It’s official: I have ZERO self-control. Tuesday is just too far away. It’s only a day late, right? Okay, it did take me almost all day to get around to posting this, I know. But when I started posting my first story, Into the Dragon’s Lair, I said this while I was explaining how often I woule be posting:
I will try consistently post every Tuesday (I think they’ll be 6 parts), but if I miss a day I’ll fudge and post it late (or early, if I see it coming). I thought you guys would appreciate that more than my skipping a week for the sake of regularity.
Once I remembered that, I knew I had a good excuse. More than an excuse, it’s a good reason. But I have a little news first. . .
. . . Today is Michael’s Adoption Day!
Exactly three years ago Little Brother and I officially became siblings–but really, he was my brother all along. We were family even before the finalization, no matter what legalities were in place. We were so blessed to be able to bring M right Home from the hospital!
Now, read away:
Amelia set Jerry on the ground and bent down beside the mushroom. She grasped the base of the stalk in both hands, snapped it off, and swung the fungus over her shoulder. It was taller than she was, but light as a feather. She carried it back to her house, tripping on an overeager-to-keep-up-with-her centipede. She brought it inside and laid it on the table.
A whole mushroom! She could eat more than a few leaves each day after such a discovery. Too excited to try any gourmet cooking, Amelia broke off a chunk of the cap for her dinner, and sat outside her house gnawing on the raw mushroom with a disquieting thought growing on her mind.
She sat for a while after she had finished; watching the stars come out and listening to the crickets’ fiddles. But she was far too disquieted to sit still long, and soon got up and began to clean up her house. She scrubbed vigorously until she decided it was time to get some sleep. Before she went to bed, Amelia broke the mushroom into three pieces and set it on a shelf—hidden behind several things.
She sat on the edge of her little bed in her white daisy-petal nightgown and looked down at Jerry, who was sitting on the floor, obviously trying to climb up the bed posts. “Now I’ve spoiled you,” Amelia sighed as she lifted him up by a front leg. “If you could learn to like mushroom you’d have enough to eat too,” she added over her shoulder as he curled up against her back.

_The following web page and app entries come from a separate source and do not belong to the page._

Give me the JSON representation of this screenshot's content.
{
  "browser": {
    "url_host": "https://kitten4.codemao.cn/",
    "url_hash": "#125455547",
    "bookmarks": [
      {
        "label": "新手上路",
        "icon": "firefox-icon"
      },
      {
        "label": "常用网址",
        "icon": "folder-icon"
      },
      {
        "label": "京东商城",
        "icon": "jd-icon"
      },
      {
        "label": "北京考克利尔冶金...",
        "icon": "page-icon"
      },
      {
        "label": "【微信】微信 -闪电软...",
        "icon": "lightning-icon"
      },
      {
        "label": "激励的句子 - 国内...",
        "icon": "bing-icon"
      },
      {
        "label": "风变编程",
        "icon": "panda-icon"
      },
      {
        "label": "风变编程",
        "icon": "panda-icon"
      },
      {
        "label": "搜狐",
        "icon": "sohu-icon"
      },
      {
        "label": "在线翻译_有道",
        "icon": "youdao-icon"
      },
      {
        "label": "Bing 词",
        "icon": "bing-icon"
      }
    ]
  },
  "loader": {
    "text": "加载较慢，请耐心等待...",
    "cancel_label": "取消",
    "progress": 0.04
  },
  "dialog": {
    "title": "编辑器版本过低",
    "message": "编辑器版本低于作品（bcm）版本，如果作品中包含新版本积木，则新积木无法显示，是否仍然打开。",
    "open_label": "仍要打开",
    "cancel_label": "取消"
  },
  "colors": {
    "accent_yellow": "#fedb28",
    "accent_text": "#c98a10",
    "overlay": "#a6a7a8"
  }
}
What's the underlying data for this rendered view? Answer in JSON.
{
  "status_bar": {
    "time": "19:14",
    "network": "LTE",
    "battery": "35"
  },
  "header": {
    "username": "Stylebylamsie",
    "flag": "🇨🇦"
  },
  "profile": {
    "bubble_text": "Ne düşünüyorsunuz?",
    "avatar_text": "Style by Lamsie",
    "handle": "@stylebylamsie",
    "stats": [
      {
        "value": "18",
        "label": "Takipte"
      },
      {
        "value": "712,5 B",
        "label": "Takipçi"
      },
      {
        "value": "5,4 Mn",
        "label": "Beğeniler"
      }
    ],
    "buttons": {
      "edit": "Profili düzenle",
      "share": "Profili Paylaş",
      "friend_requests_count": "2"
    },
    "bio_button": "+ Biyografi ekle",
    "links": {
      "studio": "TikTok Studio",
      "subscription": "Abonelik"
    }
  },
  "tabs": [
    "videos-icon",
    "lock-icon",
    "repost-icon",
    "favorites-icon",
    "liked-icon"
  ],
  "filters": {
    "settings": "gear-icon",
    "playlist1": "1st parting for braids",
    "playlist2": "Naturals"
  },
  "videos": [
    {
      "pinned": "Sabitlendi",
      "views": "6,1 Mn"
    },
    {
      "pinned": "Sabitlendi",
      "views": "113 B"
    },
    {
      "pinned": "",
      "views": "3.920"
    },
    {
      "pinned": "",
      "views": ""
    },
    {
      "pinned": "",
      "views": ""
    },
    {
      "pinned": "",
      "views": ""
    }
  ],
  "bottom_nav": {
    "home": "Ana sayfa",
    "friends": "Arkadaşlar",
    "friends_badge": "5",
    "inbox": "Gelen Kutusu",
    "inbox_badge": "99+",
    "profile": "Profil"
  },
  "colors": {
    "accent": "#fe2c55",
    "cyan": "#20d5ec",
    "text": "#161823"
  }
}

But that was her problem—sharing. One mushroom couldn’t feed the whole colony, but it could feed a few. She should offer food if she had it, shouldn’t she? But with one little toadstool divided up among so many fairies, would she get any?